01/06/2007 – The burgeoning Open Educational Resources (OER) movement is bringing higher education resources within reach of growing numbers of potential users around the world, but education authorities will soon have to grapple with new challenges such as copyright issues and the sustainability of business models, according to a new OECD study.
Giving Knowledge for Free: The Emergence of Open Educational Resources ( pdf here ) identifies more than 3,000 courses made available openly in 2007 to outside users by more than 300 universities worldwide. All kinds of institutions are involved, as are researchers and teachers from a wide range of disciplines. While English is the dominant language so far, translations are gradually catering for greater language diversity and increased global use.
“The potential number of users is enormous,” says Tom Schuller, head of the OECD’s Centre for Educational Research and Innovation, which carried out the study. “Open educational resources can expand access to learning for everyone, but most of all for non-traditional groups of students, thus widening participation in higher education. “
Open educational resources can be an efficient way of promoting lifelong learning, both for individuals and for governments. They can also help to bridge the gap between informal and formal learning.
At the same time, however, the OECD points to a need for clearer management of such projects. Few of today’s initiatives display a clear idea of how they will be sustained in the future, once initial funding from public or charitable sources is exhausted.

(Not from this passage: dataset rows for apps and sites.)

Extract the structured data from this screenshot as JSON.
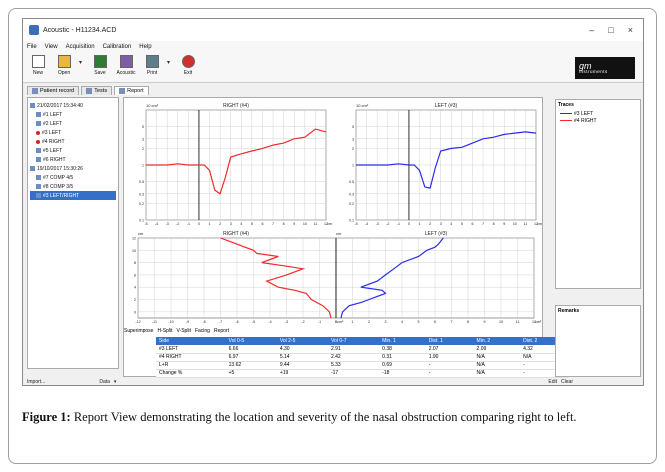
{
  "window": {
    "title": "Acoustic - H11234.ACD",
    "controls": {
      "minimize": "–",
      "maximize": "□",
      "close": "×"
    }
  },
  "menu": [
    "File",
    "View",
    "Acquisition",
    "Calibration",
    "Help"
  ],
  "toolbar": [
    {
      "label": "New",
      "icon": "new-document-icon",
      "color": "#ffffff"
    },
    {
      "label": "Open",
      "icon": "open-folder-icon",
      "color": "#e8b93c"
    },
    {
      "label": "Save",
      "icon": "save-disk-icon",
      "color": "#2e7d32"
    },
    {
      "label": "Acoustic",
      "icon": "acoustic-icon",
      "color": "#7b5ea7"
    },
    {
      "label": "Print",
      "icon": "printer-icon",
      "color": "#607d8b"
    },
    {
      "label": "Exit",
      "icon": "exit-icon",
      "color": "#d32f2f"
    }
  ],
  "logo": {
    "main": "gm",
    "sub": "instruments"
  },
  "tabs": [
    "Patient record",
    "Tests",
    "Report"
  ],
  "tree": [
    {
      "label": "21/02/2017 15:34:40",
      "level": 0,
      "marker": "folder"
    },
    {
      "label": "#1 LEFT",
      "level": 1,
      "marker": "none"
    },
    {
      "label": "#2 LEFT",
      "level": 1,
      "marker": "none"
    },
    {
      "label": "#3 LEFT",
      "level": 1,
      "marker": "dot"
    },
    {
      "label": "#4 RIGHT",
      "level": 1,
      "marker": "dot"
    },
    {
      "label": "#5 LEFT",
      "level": 1,
      "marker": "none"
    },
    {
      "label": "#6 RIGHT",
      "level": 1,
      "marker": "none"
    },
    {
      "label": "19/10/2017 15:30:26",
      "level": 0,
      "marker": "folder"
    },
    {
      "label": "#7 COMP 4/5",
      "level": 1,
      "marker": "none"
    },
    {
      "label": "#8 COMP 3/5",
      "level": 1,
      "marker": "none"
    },
    {
      "label": "#3 LEFT/RIGHT",
      "level": 1,
      "marker": "selected"
    }
  ],
  "traces_panel": {
    "title": "Traces",
    "items": [
      {
        "label": "#3 LEFT",
        "color": "#2b2bf0"
      },
      {
        "label": "#4 RIGHT",
        "color": "#f02b2b"
      }
    ]
  },
  "remarks_panel": {
    "title": "Remarks"
  },
  "subtabs": [
    "Superimpose",
    "H-Split",
    "V-Split",
    "Facing",
    "Report"
  ],
  "table": {
    "headers": [
      "Side",
      "Vol 0-5",
      "Vol 2-5",
      "Vol 0-7",
      "Min. 1",
      "Dist. 1",
      "Min. 2",
      "Dist. 2"
    ],
    "rows": [
      [
        "#3 LEFT",
        "6.66",
        "4.30",
        "2.91",
        "0.38",
        "2.07",
        "2.09",
        "4.32"
      ],
      [
        "#4 RIGHT",
        "6.97",
        "5.14",
        "2.42",
        "0.31",
        "1.90",
        "N/A",
        "N/A"
      ],
      [
        "L+R",
        "13.62",
        "9.44",
        "5.33",
        "0.69",
        "-",
        "N/A",
        "-"
      ],
      [
        "Change %",
        "+5",
        "+19",
        "-17",
        "-18",
        "-",
        "N/A",
        "-"
      ]
    ]
  },
  "status": {
    "left": "Import...",
    "data_label": "Data",
    "edit": "Edit",
    "clear": "Clear"
  },
  "caption": {
    "label": "Figure 1:",
    "text": " Report View demonstrating the location and severity of the nasal obstruction comparing right to left."
  },
  "chart_data": [
    {
      "type": "line",
      "title": "RIGHT (#4)",
      "ylabel": "10 cm²",
      "xlabel": "cm",
      "y_scale": "log",
      "ylim": [
        0.1,
        10
      ],
      "xlim": [
        -5,
        12
      ],
      "x_ticks": [
        -5,
        -4,
        -3,
        -2,
        -1,
        0,
        1,
        2,
        3,
        4,
        5,
        6,
        7,
        8,
        9,
        10,
        11,
        12
      ],
      "y_ticks": [
        "10 cm²",
        "5",
        "3",
        "2",
        "1",
        "0.5",
        "0.3",
        "0.2",
        "0.1"
      ],
      "series": [
        {
          "name": "#4 RIGHT",
          "color": "#f02b2b",
          "x": [
            -5,
            -4,
            -3,
            -2,
            -1,
            0,
            0.5,
            1,
            1.5,
            2,
            2.5,
            3,
            4,
            5,
            6,
            7,
            8,
            9,
            10,
            11,
            12
          ],
          "y": [
            1,
            1,
            1,
            1.05,
            1,
            1,
            1,
            0.8,
            0.35,
            0.3,
            0.6,
            1.4,
            1.6,
            1.8,
            2.0,
            2.3,
            2.5,
            3.0,
            3.2,
            4.5,
            4.0
          ]
        }
      ]
    },
    {
      "type": "line",
      "title": "LEFT (#3)",
      "ylabel": "10 cm²",
      "xlabel": "cm",
      "y_scale": "log",
      "ylim": [
        0.1,
        10
      ],
      "xlim": [
        -5,
        12
      ],
      "x_ticks": [
        -5,
        -4,
        -3,
        -2,
        -1,
        0,
        1,
        2,
        3,
        4,
        5,
        6,
        7,
        8,
        9,
        10,
        11,
        12
      ],
      "y_ticks": [
        "10 cm²",
        "5",
        "3",
        "2",
        "1",
        "0.5",
        "0.3",
        "0.2",
        "0.1"
      ],
      "series": [
        {
          "name": "#3 LEFT",
          "color": "#2b2bf0",
          "x": [
            -5,
            -4,
            -3,
            -2,
            -1,
            0,
            0.5,
            1,
            1.5,
            2,
            2.5,
            3,
            4,
            5,
            6,
            7,
            8,
            9,
            10,
            11,
            12
          ],
          "y": [
            1,
            1,
            1,
            1,
            1.05,
            1,
            1,
            0.8,
            0.4,
            0.38,
            0.9,
            1.8,
            2.0,
            2.1,
            2.5,
            3.0,
            3.2,
            3.6,
            3.8,
            4.0,
            3.8
          ]
        }
      ]
    },
    {
      "type": "line",
      "title": "RIGHT (#4)",
      "ylabel": "cm",
      "xlabel": "cm²",
      "orientation": "vertical",
      "xlim": [
        -12,
        0
      ],
      "ylim": [
        -1,
        12
      ],
      "x_ticks": [
        -12,
        -11,
        -10,
        -9,
        -8,
        -7,
        -6,
        -5,
        -4,
        -3,
        -2,
        -1,
        0
      ],
      "y_ticks": [
        12,
        10,
        8,
        6,
        4,
        2,
        0
      ],
      "series": [
        {
          "name": "#4 RIGHT",
          "color": "#f02b2b",
          "x": [
            -0.3,
            -0.4,
            -0.8,
            -1.5,
            -1.8,
            -2.5,
            -3.5,
            -4.2,
            -3.0,
            -2.0,
            -3.2,
            -4.5,
            -3.5,
            -4.8,
            -5.0,
            -6.0,
            -6.5,
            -7.0
          ],
          "y": [
            -1,
            0,
            1,
            2,
            3,
            3.5,
            4,
            5,
            6,
            7,
            7.5,
            8,
            9,
            9.5,
            10,
            11,
            11.5,
            12
          ]
        }
      ]
    },
    {
      "type": "line",
      "title": "LEFT (#3)",
      "ylabel": "cm",
      "xlabel": "cm²",
      "orientation": "vertical",
      "xlim": [
        0,
        12
      ],
      "ylim": [
        -1,
        12
      ],
      "x_ticks": [
        0,
        1,
        2,
        3,
        4,
        5,
        6,
        7,
        8,
        9,
        10,
        11,
        12
      ],
      "y_ticks": [
        12,
        10,
        8,
        6,
        4,
        2,
        0
      ],
      "series": [
        {
          "name": "#3 LEFT",
          "color": "#2b2bf0",
          "x": [
            0.3,
            0.4,
            0.8,
            1.5,
            2.0,
            3.0,
            2.8,
            1.5,
            2.5,
            3.0,
            3.5,
            4.0,
            5.0,
            5.5,
            6.0,
            6.2,
            6.5
          ],
          "y": [
            -1,
            0,
            1,
            1.5,
            2,
            3,
            3.5,
            4,
            5,
            6,
            7,
            8,
            9,
            10,
            10.5,
            11,
            12
          ]
        }
      ]
    }
  ]
}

What’s more, the OECD notes, higher education institutions will need to develop effective information technology strategies to manage innovations in the way students and teachers work.
The report is a follow-up to studies on e-learning in higher education produced by the CERI. It has been supported by the Hewlett Foundation (http://www.hewlett.org/Programs/Education/). Marshall Smith, the Hewlett Foundation’s Education programme director and a former Dean of Stanford University School of Education, welcomed the report: “this is a significant contribution to identifying key issues in a major new field, which could help to bridge the worldwide digital divide….”
For further information, journalists are invited to contact:
– at CERI/OECD: firstname.lastname@example.org (00 33 1 4524 7901) or email@example.com (00 33 1 4524 8083)
– at Hewlett Foundation: Marshall Smith (MSmith@hewlett.org) or Cathy Casserly (firstname.lastname@example.org)
To obtain a copy of the report, journalists may contact Louise Fietz in the OECD’s Media Relations Division.